EXERCISE GOAL
A single number is required: how many lines in the records below contain "recently".

SOURCE INFORMATION
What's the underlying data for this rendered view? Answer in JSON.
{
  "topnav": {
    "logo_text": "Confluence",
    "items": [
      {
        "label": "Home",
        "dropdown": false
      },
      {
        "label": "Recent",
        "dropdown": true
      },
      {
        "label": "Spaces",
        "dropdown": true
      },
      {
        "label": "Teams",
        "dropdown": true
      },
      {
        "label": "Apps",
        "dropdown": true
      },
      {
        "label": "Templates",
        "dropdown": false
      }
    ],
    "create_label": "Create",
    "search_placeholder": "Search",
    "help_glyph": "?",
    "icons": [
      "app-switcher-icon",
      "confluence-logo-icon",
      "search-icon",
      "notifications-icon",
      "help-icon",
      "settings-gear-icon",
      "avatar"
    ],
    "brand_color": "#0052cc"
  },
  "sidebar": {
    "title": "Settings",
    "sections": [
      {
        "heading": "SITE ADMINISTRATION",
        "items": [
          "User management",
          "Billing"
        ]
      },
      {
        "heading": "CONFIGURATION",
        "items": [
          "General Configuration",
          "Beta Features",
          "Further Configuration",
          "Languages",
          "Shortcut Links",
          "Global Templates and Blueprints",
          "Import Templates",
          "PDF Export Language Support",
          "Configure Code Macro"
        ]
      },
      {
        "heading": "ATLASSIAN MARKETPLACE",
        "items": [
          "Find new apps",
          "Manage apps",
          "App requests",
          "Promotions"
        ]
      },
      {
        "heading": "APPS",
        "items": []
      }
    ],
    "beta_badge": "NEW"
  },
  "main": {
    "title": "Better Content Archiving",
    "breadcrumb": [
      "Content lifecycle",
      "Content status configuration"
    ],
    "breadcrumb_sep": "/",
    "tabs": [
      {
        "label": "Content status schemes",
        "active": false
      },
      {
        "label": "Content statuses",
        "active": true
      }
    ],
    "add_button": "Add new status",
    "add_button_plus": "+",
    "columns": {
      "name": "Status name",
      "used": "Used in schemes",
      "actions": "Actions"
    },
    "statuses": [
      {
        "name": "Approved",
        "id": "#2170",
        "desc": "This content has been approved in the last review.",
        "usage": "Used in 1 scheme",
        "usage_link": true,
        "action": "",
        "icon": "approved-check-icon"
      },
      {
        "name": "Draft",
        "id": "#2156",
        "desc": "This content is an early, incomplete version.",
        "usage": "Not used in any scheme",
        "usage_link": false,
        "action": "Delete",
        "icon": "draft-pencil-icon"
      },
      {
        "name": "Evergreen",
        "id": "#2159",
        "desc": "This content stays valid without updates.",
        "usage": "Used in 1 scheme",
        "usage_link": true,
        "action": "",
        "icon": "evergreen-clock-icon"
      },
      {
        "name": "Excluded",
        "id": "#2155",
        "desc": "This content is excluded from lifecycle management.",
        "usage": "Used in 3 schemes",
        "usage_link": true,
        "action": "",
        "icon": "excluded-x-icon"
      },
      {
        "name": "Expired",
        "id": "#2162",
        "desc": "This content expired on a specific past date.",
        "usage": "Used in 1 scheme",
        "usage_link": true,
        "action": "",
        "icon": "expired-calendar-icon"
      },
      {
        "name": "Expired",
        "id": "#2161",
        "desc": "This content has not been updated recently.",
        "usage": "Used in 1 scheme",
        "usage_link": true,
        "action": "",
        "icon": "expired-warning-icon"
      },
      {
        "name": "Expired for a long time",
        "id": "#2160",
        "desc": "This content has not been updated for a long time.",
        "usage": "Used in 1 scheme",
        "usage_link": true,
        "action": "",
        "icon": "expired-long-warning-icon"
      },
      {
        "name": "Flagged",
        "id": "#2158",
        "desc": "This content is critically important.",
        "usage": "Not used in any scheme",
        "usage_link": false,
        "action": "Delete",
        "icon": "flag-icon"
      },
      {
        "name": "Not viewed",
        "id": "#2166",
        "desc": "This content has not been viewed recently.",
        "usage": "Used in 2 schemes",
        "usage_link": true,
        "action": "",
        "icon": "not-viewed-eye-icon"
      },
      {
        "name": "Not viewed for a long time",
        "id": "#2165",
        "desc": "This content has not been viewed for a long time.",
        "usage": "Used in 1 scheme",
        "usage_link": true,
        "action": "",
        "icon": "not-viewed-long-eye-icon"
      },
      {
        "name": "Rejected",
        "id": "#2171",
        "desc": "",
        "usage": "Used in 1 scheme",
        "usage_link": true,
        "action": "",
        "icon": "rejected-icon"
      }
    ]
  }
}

RESULT BELOW
2